Travel Journey 1 | IJmuiden – Plymouth

Travel Journey 1 | IJmuiden – Plymouth 

Finally the time had come. The day of departure! This was the day that we had been living for 5 years. That means that I have been living together with Niels on our ship for 5 years, with about 10 square meters of living space, living together. Both then a student, now I have a year of work experience as a doctor in emergency care and Niels has set up his own company. Our shared dream has brought us to this moment after hard work. Because it was hard work. Our childhood dream will start in a few hours. We are going to sail around the world with our own ship! In the presence of our friends, family and close friends we have a drink on the beach in IJmuiden. The tide makes us leave just before sunset and this still gives us the space to say goodbye extensively. For some, this is goodbye but temporary, others I may not see again in 3-4 years. The tears flow abundantly.

Feestelijke doping zeilschip: ‘New Nexus’.


Then there is no way back and we board our ship. Gracefully she is already waiting for us, not yet knowing that this will be her first world trip. We now know her through and through and have breathed new life into her with a lot of love and passion. If we had known in advance how much money and time we would put into this ship, we might never have done it.

Afscheid nemen van de familie van Niels

Now we love her and she is the most beautiful ship for us here in the harbor. New Nexus is her name she recently received during a festive doping in Groningen. The name that we will have to report at tig different ports in the coming 3-4 years.

Niels starts the electric motor and we sail silently out of the outer harbor of IJmuiden. A nice sun is low on the horizon and there is a little bit of wind from the east. I estimate around 8 knots (1 knot is 1.8 km / h), so slowly but steadily we sail towards the horizon. I have never waved as long as today, perhaps because I know that this farewell is different than usual.

Tjerk roept de Coastguard van Engeland op

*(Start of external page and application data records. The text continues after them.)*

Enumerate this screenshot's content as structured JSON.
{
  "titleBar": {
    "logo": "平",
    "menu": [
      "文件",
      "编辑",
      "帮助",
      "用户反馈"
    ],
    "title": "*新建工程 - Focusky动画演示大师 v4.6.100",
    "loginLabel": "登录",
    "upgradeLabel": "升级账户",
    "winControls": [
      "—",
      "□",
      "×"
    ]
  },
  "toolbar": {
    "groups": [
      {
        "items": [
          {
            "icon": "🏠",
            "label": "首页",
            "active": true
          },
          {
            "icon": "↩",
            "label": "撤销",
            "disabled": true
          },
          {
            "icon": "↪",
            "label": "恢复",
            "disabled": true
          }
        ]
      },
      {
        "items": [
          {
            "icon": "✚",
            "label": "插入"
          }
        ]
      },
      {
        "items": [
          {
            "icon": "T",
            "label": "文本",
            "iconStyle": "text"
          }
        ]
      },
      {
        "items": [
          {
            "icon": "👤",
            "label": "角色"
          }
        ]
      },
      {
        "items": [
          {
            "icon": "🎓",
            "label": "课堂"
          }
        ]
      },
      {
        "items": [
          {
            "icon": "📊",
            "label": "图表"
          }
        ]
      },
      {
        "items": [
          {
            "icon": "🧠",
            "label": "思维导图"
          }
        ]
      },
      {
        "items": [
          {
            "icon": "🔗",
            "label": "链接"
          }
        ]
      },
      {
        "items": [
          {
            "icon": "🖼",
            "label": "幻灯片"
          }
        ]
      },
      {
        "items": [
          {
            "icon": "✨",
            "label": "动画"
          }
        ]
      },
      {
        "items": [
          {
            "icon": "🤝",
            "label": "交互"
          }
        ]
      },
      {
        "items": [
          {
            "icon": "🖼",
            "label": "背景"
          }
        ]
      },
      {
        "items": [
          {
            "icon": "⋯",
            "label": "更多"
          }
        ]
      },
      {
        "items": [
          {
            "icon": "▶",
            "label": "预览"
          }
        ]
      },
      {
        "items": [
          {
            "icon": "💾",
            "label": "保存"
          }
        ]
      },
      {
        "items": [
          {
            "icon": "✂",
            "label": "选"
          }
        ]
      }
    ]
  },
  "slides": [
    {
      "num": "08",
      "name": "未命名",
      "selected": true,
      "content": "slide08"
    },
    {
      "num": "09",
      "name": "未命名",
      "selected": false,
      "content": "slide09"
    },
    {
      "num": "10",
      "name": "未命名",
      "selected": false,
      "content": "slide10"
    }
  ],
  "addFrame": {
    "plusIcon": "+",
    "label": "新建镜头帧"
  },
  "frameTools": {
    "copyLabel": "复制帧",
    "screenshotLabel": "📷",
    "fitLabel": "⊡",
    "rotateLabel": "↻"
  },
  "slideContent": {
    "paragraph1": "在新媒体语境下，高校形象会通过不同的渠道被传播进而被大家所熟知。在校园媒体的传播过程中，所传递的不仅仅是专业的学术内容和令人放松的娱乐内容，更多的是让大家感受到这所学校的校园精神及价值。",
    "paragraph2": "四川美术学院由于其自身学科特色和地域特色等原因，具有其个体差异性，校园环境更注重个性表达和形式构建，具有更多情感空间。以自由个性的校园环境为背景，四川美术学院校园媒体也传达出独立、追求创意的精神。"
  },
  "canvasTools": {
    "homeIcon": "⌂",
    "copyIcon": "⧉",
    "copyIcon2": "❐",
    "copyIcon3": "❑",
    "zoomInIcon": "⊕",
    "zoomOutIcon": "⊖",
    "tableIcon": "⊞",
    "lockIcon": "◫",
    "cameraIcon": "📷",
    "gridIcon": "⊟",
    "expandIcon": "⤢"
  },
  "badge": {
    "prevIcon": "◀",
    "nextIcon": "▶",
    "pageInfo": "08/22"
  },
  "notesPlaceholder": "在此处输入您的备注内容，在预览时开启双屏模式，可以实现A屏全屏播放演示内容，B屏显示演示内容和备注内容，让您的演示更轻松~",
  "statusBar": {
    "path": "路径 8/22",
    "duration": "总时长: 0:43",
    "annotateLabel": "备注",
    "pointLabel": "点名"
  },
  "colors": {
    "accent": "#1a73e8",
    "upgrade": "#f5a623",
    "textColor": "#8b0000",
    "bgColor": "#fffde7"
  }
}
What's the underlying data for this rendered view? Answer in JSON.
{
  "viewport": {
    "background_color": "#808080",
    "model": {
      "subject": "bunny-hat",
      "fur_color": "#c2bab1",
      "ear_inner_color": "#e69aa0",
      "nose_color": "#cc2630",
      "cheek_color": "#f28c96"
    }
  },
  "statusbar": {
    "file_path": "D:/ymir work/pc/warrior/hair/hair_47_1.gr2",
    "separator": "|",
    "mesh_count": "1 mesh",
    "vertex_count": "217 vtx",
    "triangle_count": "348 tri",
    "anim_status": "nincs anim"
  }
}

Our first destination is Southampton. Here we agreed with Bas, he will sail with us for the next 6 months. While I slowly get used to our constantly moving house, the dark above us becomes very dark. There is immediately a challenge in our path, namely traversing the shipping lanes. And then again at one of the busiest areas of the world. So we both wake up a lot the first night and we decide to start our services the next day. Thanks to our AIS system we can see all cargo ships well on our chartplotter, but more importantly, they also see us well! In contrast, English fishing boats are not always equipped with AIS and they also make unpredictable movements. With the exception of a few tacks and jibs (turns), we have not had any frightening moments. Because things are going so well and the forecast is still good, we decide not to stop in Southampton but to continue to Plymouth. For Bas it is only 4 hours by train, and for us it is certainly 2 days sailing. We catch another mackerel, a gurnard and a horse mackerel near Southampton and eat them 2 hours after they have swum around here. Then we see water coming from under the floor. Shit, where does that come from! We had clearly put on our list to close all the valves before departure. Because of the nice weather (and maybe all the emotions) we didn’t think about it anymore. We find out that one of our pumps, which is supposed to pump water from the boat, has started to siphon because the hose does not run high enough above the waterline. We pump the boat empty and decide to tackle this later when we are somewhere on a jetty or at anchor. Before I go to sleep and Niels takes over my service, we put a double reef in the mainsail. This will become a habit during our trip, so as not to run after the facts when there is suddenly a strong wind. A weather warning is given over the VHF: Over the night wind force 6 with gusts of 8.

Puntje door het water

When I transfer my shift to Niels after 4 hours, the wind and waves increase in size. My hair and hands are still salty because of all the flying water in my service, but showering is impossible with this hacking of the waves. I crawl into a salty sleeping bag and lay my head on my moisture-soaked pillow. I lie in the kitchen on what is normally the backrest, the ship is inclined about 25 degrees. Lines flapping against the mast and waves crashing on the side of the ship. I feel that I have barely closed my eyes or I am called by Niels. I climb out of my sleeping bag and squeeze myself back into a wet sailing suit. Full of euphoria, Niels tells me that he has already traveled at least 30 miles in just over 3 hours, but that the wind is turning and that we must tack. Due to the wide wind, the bullet pit (line that ensures that the boom does not swing to the other side in the event of a wave) must be able to turn freely. I walk to the front deck and try to pull the knot off the bullet counter. However, this one pulled itself more and more firmly with the heavy thud of the waves, and my fingers turned white. In the meantime, the sea seems to attract me with the most rhythmic movements. When Niels loosens the bulkhead of the sail, I feel the knot slowly loosening and blood comes back in my fingers. Got you! Anyway something else for inventing when the wind blows a bit softer. We decide to jibe and I can still try to sleep for a little while.

Hele groep dolfijnen onder de boot

During my service after that the weather becomes quieter again and even the sun is starting to shine. Around 10 dolphins gather around the boat and there is no longer any question of a storm. The last 50 miles we have little wind but the rolling English landscape and the bluing water make that forget. In the middle of the night we arrive in Plymouth, our base for the crossing to Spain.